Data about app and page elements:
——————
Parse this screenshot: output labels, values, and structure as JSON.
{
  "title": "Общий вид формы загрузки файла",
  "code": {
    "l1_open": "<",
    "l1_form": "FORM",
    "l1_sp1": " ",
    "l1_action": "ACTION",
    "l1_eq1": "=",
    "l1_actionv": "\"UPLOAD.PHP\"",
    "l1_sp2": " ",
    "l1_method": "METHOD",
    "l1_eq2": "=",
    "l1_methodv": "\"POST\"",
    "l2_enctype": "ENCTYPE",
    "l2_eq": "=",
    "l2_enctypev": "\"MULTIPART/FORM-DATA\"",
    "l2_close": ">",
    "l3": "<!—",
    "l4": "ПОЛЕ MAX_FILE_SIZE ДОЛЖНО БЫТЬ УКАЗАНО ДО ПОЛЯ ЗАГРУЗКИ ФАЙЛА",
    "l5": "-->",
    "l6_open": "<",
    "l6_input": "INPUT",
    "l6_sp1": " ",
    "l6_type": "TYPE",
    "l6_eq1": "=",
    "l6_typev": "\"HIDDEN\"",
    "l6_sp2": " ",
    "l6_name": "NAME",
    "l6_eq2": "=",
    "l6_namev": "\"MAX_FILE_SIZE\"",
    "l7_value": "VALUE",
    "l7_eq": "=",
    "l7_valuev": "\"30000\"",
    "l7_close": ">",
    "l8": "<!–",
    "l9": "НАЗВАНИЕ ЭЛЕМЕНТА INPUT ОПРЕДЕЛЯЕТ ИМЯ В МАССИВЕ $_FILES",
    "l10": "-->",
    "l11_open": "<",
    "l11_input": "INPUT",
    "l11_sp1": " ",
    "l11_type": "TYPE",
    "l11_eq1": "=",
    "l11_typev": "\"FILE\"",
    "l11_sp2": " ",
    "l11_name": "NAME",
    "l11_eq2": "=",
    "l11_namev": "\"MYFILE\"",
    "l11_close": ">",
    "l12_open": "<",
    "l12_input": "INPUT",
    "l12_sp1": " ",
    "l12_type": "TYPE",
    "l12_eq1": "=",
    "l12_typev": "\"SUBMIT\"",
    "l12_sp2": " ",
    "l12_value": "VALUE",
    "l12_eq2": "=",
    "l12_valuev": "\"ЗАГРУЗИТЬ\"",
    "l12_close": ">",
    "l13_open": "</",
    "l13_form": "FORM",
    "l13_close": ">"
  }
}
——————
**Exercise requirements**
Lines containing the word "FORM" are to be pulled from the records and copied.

**Output for this exercise**
    "l1_form": "FORM",
    "l2_enctypev": "\"MULTIPART/FORM-DATA\"",
    "l13_form": "FORM",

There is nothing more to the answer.